As Richard Salsman pointed out, “altruism” is the root of the present economic crisis. . Subsidies doled out to prop up failing businesses are a classic case of robbing productive individuals to “help” the incompetent. Politicians are trying to solve these problems through more and more controls, not paying attention to the fact that it was controls which led to the crisis in the first place. Controls breed further controls. It is easy to blame the free market and “greed”, but it should be obvious that the problem is much deeper. (The heroes of Atlas Shrugged were branded “greedy”.) If people had understood the ideas put forward in the “Atlas Shrugged”, the world would have saved a lot of pain.
Laws to promote house ownership for the poor were the root cause of the housing bubble. George Bush said in a speech in 2002: “We use the mighty muscle of the Federal Government in combination with State and local governments to encourage owning your own home. That’s what that means. And it means – it means that each of us – each of us – have a responsibility in the great country to put something greater than ourselves – to promote something greater than ourselves.” We must be “unified in service to the greater good”, said Obama. One is tempted to quote John Galt, “Why do you shrink in horror from the sight of the world around you? That world is not the product of your sins; it is the product and the image of your virtues.”
Mark Skousen is an economist I respect a lot. He is inclined towards Capitalism, and is a consistent critic of Keynesian economics. However, in his article “THE TROUBLED ECONOMICS OF AYN RAND” he proves that he has grossly misunderstood Ayn Rand’s philosophy and the concept of consumer sovereignty. Howard Roark, Skousen writes, denies a basic tenet of sound economics–the principle of consumer sovereignty, when he says. “I don’t intend to build in order to serve or help anyone. I don’t intend to build in order to have clients. I intend to have clients in order to build.”

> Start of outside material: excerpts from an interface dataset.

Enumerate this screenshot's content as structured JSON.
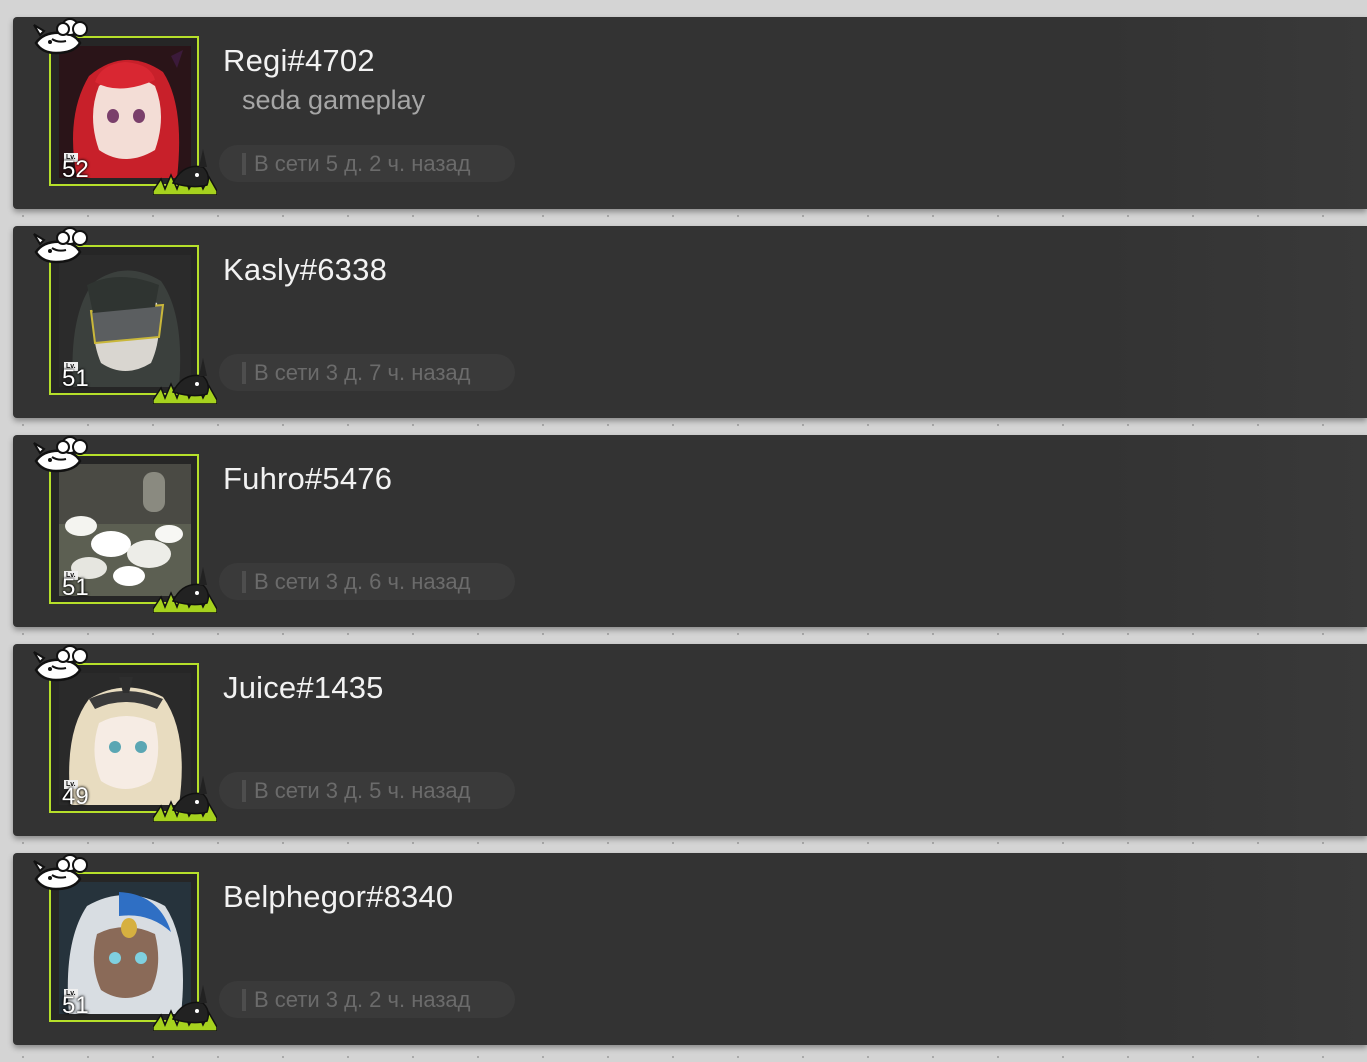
{
  "friends": [
    {
      "username": "Regi#4702",
      "signature": "seda gameplay",
      "level_label": "Lv.",
      "level": "52",
      "status": "В сети 5 д. 2 ч. назад"
    },
    {
      "username": "Kasly#6338",
      "signature": "",
      "level_label": "Lv.",
      "level": "51",
      "status": "В сети 3 д. 7 ч. назад"
    },
    {
      "username": "Fuhro#5476",
      "signature": "",
      "level_label": "Lv.",
      "level": "51",
      "status": "В сети 3 д. 6 ч. назад"
    },
    {
      "username": "Juice#1435",
      "signature": "",
      "level_label": "Lv.",
      "level": "49",
      "status": "В сети 3 д. 5 ч. назад"
    },
    {
      "username": "Belphegor#8340",
      "signature": "",
      "level_label": "Lv.",
      "level": "51",
      "status": "В сети 3 д. 2 ч. назад"
    }
  ],
  "colors": {
    "card_background": "#333333",
    "avatar_border": "#b6e02a",
    "username_text": "#f2f2f2",
    "status_text": "#6b6b6b"
  },
  "icons": {
    "top_emblem": "cloud-creature-icon",
    "corner_decoration": "grass-creature-icon"
  }
}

The principle of consumer sovereignty was (and is) espoused by many sound economists, including Ludwig Von Mises and W H Hutt. They are right in saying that in a free market, people are urged to produce goods which are demanded by the consumers. But, this is far from proving that the consumer is “sovereign”. It was one of the greatest achievements of Ayn Rand to prove the fallacy of consumer sovereignty, a notion which has misled even great economists. As she put it, “There are the economists who proclaim that the essence and the moral justification of capitalism is “service to others—to the consumers,” that the consumers’ wishes are the absolute edicts ruling the free market, etc. What all such theorists fail to mention is the fact that capitalism grants economic recognition to only one kind of consumer: the producer.” Even Ludwig Von Mises would have agreed that people pursue their monetary interest “only to the extent that other things are equal.” The consumer is not sovereign. He hasn’t’ (and shouldn’t have) the right to compel producers to produce goods he desire.
Sovereignty is in fact, a political concept, as expressed in statements such as “The King is sovereign”. It doesn’t apply to economics. As an economist wrote, “Sovereignty” is the quality of ultimate political power; it is the power resting on the use of violence. In a purely free society, each individual is sovereign over his own person and property, and it is therefore this self-sovereignty which obtains on the free market. No one is “sovereign” over anyone else’s actions or exchanges. Since the consumers do not have the power to coerce producers into various occupations and work, the former are not “sovereign” over the latter.”
Mark Skousen is off the mark when he says “Randian selfishness ignores the interest of others.” I wonder whether he has carefully studied Ayn rand’s philosophy. There is no clash between legitimate interests of people. One doesn’t ignore the interests of others when pursuing ones selfish interests. One, in fact, aids it.